1 green chilli, finely chopped without the seeds (if you want it hotter add the seeds)
2 tsp. ground coriander
½ tsp. ground turmeric
2 tsp. cumin
2 tsp. chilli powder
350g ripe vine tomatoes, chopped
2 tsp. salt
1 tsp. garam masala
1 tbsp. lemon juice
Follow the instructions on the packet if using dried chickpeas.
Heat the coconut oil in a heavy bottomed pan, add the chopped onions and fry until nicely golden. Add the ginger, garlic, chilli and fry gently for around a minute. Stir in the spices apart from the garam masala and fry for a few seconds. Next add the chopped tomatoes, chickpeas and salt. Pour the water and bring to a gently simmer. Cook for around 15/20 minutes; finally add the garam masala and the lemon juice.
Cooked tandoori style chicken
Tandoori style chicken
For my large family I used a chicken breast per person.
Juice of 2 limes
1 tsp. chilli powder
1 tsp. salt
50g natural yoghurt
50g double cream
4 gloves garlic
5cm ginger, grated
1 tsp. garam masala
1 tsp. turmeric
¾ tsp. ground cumin
Wooden skewers – soak for an hour
In England the curry houses like to use food colouring to make this dish red. I haven’t added it in this dish as I think it’s unnecessary. You can buy beetroot powder in some supermarkets now that you could substitute instead of the colouring if you prefer to use it.
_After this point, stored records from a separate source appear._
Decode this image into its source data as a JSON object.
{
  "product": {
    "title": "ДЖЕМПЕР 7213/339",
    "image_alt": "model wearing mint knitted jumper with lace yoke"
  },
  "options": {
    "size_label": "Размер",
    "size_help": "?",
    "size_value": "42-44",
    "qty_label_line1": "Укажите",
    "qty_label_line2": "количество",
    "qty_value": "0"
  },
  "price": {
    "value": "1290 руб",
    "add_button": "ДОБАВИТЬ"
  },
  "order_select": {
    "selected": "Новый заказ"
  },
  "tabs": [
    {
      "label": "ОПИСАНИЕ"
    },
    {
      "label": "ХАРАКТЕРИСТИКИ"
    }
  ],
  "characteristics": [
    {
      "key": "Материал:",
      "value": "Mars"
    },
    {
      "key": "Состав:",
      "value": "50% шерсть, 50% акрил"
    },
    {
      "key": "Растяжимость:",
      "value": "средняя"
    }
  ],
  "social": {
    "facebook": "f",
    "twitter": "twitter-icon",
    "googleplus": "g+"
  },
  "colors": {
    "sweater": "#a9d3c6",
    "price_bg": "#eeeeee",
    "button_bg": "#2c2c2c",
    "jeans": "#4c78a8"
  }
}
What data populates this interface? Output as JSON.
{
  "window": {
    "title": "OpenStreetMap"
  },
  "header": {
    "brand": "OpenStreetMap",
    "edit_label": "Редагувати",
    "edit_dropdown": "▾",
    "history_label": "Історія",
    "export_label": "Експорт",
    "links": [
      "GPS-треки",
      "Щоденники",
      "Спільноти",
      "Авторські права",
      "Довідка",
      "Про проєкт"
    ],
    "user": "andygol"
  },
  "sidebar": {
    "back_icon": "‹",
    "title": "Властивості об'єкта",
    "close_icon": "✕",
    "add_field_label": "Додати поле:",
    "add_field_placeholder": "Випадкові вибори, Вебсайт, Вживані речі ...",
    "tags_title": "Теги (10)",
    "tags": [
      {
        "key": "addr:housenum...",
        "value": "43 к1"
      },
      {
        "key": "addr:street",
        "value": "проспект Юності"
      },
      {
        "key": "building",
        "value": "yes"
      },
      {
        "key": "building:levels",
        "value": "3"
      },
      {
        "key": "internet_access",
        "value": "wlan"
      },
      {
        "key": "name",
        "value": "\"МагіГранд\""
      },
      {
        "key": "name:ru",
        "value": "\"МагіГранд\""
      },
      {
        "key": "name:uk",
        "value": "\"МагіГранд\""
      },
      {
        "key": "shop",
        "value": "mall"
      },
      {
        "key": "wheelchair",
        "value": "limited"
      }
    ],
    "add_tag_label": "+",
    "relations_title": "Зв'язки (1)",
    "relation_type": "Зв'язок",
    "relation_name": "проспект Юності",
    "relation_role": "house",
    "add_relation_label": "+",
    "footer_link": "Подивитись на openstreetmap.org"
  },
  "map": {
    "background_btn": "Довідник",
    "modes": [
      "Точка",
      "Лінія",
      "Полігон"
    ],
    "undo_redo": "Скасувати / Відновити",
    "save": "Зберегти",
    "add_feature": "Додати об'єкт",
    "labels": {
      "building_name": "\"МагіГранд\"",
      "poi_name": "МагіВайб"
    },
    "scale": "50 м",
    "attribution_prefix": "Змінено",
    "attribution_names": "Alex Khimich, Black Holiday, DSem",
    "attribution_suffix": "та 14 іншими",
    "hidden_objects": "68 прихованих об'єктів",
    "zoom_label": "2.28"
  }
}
Soak wooden skewers in water for an hour if using. Cut up the chicken into bite size cubes. Mix the ingredients for the first marinade together in a large bowl/dish and add the chicken and rub in the marinade. Cover and chill in the fridge for an hour.
The chicken coated in marinade 1
Onto the second marinade, put all the ingredients in a food processor and blend until nice and smooth. Once the first marinade has been chilling for an hour add the second marinade mixture to the chicken and combine well. Cover again and chill in the fridge for 4 hours.
The chicken coated in marinade 1 then marinade 2
Preheat the oven to 240C/Gas 9
Once the four hours are up, thread the chicken onto the skewers. I lightly oil the skewers before I start threading. Leave space in between each piece of chicken. I placed a wire rack over a roasting tin and placed the skewers on the rack and I also used a grilling tray with a build-in rack. Roast for around 35 minutes or until cooked through. They should look slightly charred in places.
I hope you enjoy this Indian meal, let us know how you got on, we would love to hear. Of course the whole meal doesn’t have to be cooked together but it all works really well when served up together.
Also check out Evie’s beautiful dress from The Wee Department Store, from Indikidual, it’s gorgeous and now in the sale!
Inspiration for the tandoori chicken and chana masala was from Rick Stein’s India the other recipes are my own.